* What you will do
With pictures removed, the data below should be returned exactly.

* Data provided
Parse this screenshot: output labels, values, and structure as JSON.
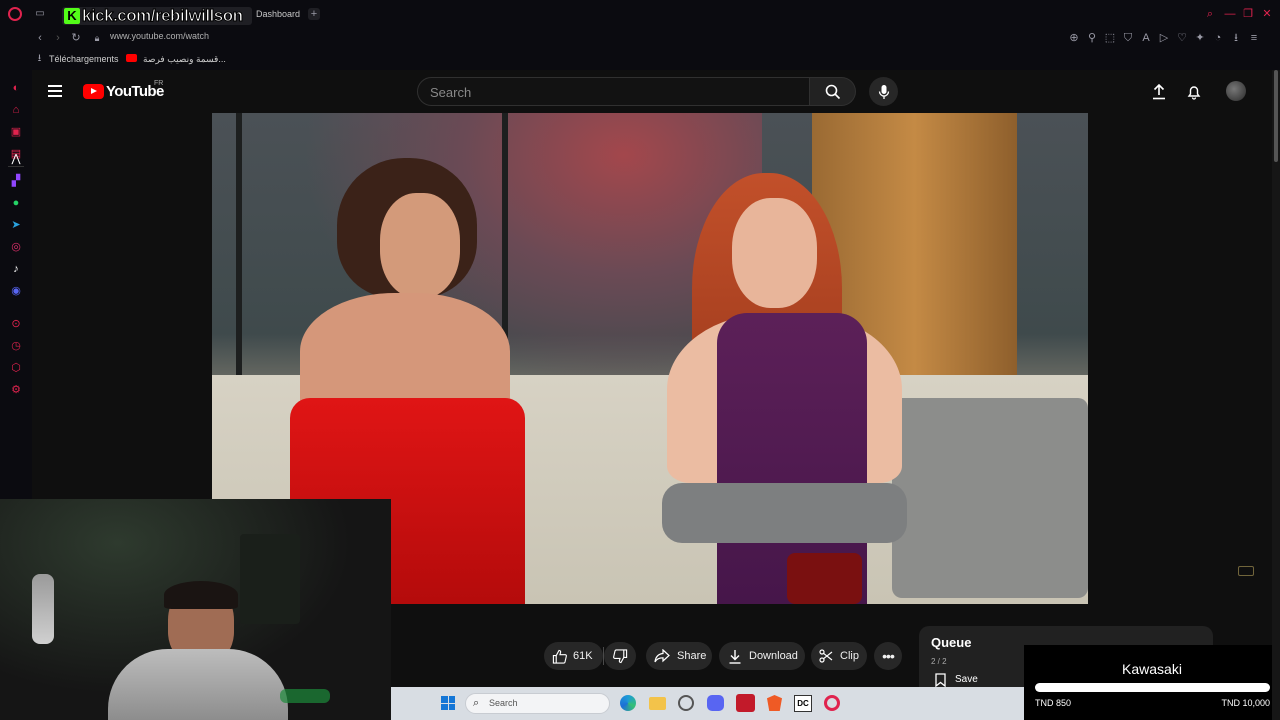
{
  "browser": {
    "tab_title": "Dashboard",
    "overlay_text": "kick.com/rebilwillson",
    "url": "www.youtube.com/watch",
    "bookmarks": [
      {
        "label": "Téléchargements"
      },
      {
        "label": "قسمة ونصيب فرصة..."
      }
    ]
  },
  "youtube": {
    "logo": "YouTube",
    "country_code": "FR",
    "search_placeholder": "Search"
  },
  "actions": {
    "likes": "61K",
    "share": "Share",
    "download": "Download",
    "clip": "Clip"
  },
  "queue": {
    "title": "Queue",
    "position": "2 / 2",
    "save": "Save"
  },
  "taskbar": {
    "search_placeholder": "Search"
  },
  "overlay_widget": {
    "title": "Kawasaki",
    "progress": 0.0,
    "min_label": "TND 850",
    "max_label": "TND 10,000"
  },
  "colors": {
    "youtube_red": "#ff0000",
    "opera_red": "#e0234e",
    "kick_green": "#53fc18"
  }
}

* Exercise result
Parse this screenshot: output labels, values, and structure as JSON.
{
  "browser": {
    "tab_title": "Dashboard",
    "overlay_text": "kick.com/rebilwillson",
    "url": "www.youtube.com/watch",
    "bookmarks": [
      {
        "label": "Téléchargements"
      },
      {
        "label": "قسمة ونصيب فرصة..."
      }
    ]
  },
  "youtube": {
    "logo": "YouTube",
    "country_code": "FR",
    "search_placeholder": "Search"
  },
  "actions": {
    "likes": "61K",
    "share": "Share",
    "download": "Download",
    "clip": "Clip"
  },
  "queue": {
    "title": "Queue",
    "position": "2 / 2",
    "save": "Save"
  },
  "taskbar": {
    "search_placeholder": "Search"
  },
  "overlay_widget": {
    "title": "Kawasaki",
    "progress": 0.0,
    "min_label": "TND 850",
    "max_label": "TND 10,000"
  },
  "colors": {
    "youtube_red": "#ff0000",
    "opera_red": "#e0234e",
    "kick_green": "#53fc18"
  }
}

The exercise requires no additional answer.